Start of EXCERPTED RECORDS

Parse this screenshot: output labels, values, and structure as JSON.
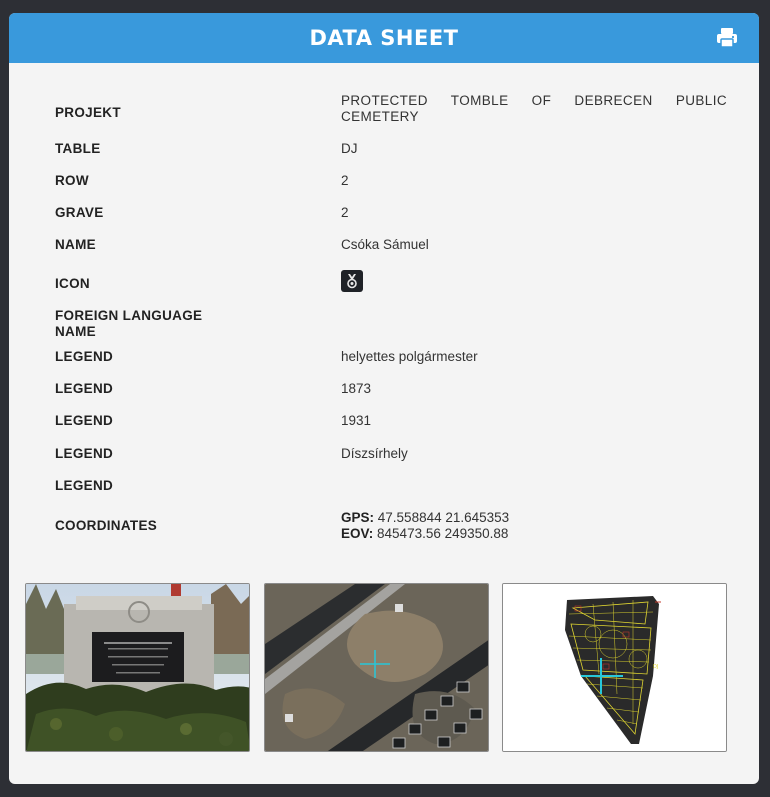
{
  "header": {
    "title": "DATA SHEET",
    "print_icon": "print-icon"
  },
  "fields": {
    "projekt": {
      "label": "PROJEKT",
      "value": "PROTECTED TOMBLE OF DEBRECEN PUBLIC CEMETERY"
    },
    "table": {
      "label": "TABLE",
      "value": "DJ"
    },
    "row": {
      "label": "ROW",
      "value": "2"
    },
    "grave": {
      "label": "GRAVE",
      "value": "2"
    },
    "name": {
      "label": "NAME",
      "value": "Csóka Sámuel"
    },
    "icon": {
      "label": "ICON",
      "icon_name": "medal-icon"
    },
    "foreign_name": {
      "label": "FOREIGN LANGUAGE NAME",
      "value": ""
    },
    "legend_1": {
      "label": "LEGEND",
      "value": "helyettes polgármester"
    },
    "legend_2": {
      "label": "LEGEND",
      "value": "1873"
    },
    "legend_3": {
      "label": "LEGEND",
      "value": "1931"
    },
    "legend_4": {
      "label": "LEGEND",
      "value": "Díszsírhely"
    },
    "legend_5": {
      "label": "LEGEND",
      "value": ""
    },
    "coordinates": {
      "label": "COORDINATES",
      "gps_label": "GPS:",
      "gps_value": "47.558844 21.645353",
      "eov_label": "EOV:",
      "eov_value": "845473.56 249350.88"
    }
  },
  "colors": {
    "header": "#3999dc",
    "card": "#f4f4f4",
    "background": "#2d2f35"
  },
  "gallery": [
    {
      "name": "grave-photo"
    },
    {
      "name": "aerial-photo"
    },
    {
      "name": "cemetery-map"
    }
  ]
}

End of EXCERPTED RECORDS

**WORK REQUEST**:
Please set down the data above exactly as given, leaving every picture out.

**WRITTEN RESPONSE**:
Parse this screenshot: output labels, values, and structure as JSON.
{
  "header": {
    "title": "DATA SHEET",
    "print_icon": "print-icon"
  },
  "fields": {
    "projekt": {
      "label": "PROJEKT",
      "value": "PROTECTED TOMBLE OF DEBRECEN PUBLIC CEMETERY"
    },
    "table": {
      "label": "TABLE",
      "value": "DJ"
    },
    "row": {
      "label": "ROW",
      "value": "2"
    },
    "grave": {
      "label": "GRAVE",
      "value": "2"
    },
    "name": {
      "label": "NAME",
      "value": "Csóka Sámuel"
    },
    "icon": {
      "label": "ICON",
      "icon_name": "medal-icon"
    },
    "foreign_name": {
      "label": "FOREIGN LANGUAGE NAME",
      "value": ""
    },
    "legend_1": {
      "label": "LEGEND",
      "value": "helyettes polgármester"
    },
    "legend_2": {
      "label": "LEGEND",
      "value": "1873"
    },
    "legend_3": {
      "label": "LEGEND",
      "value": "1931"
    },
    "legend_4": {
      "label": "LEGEND",
      "value": "Díszsírhely"
    },
    "legend_5": {
      "label": "LEGEND",
      "value": ""
    },
    "coordinates": {
      "label": "COORDINATES",
      "gps_label": "GPS:",
      "gps_value": "47.558844 21.645353",
      "eov_label": "EOV:",
      "eov_value": "845473.56 249350.88"
    }
  },
  "colors": {
    "header": "#3999dc",
    "card": "#f4f4f4",
    "background": "#2d2f35"
  },
  "gallery": [
    {
      "name": "grave-photo"
    },
    {
      "name": "aerial-photo"
    },
    {
      "name": "cemetery-map"
    }
  ]
}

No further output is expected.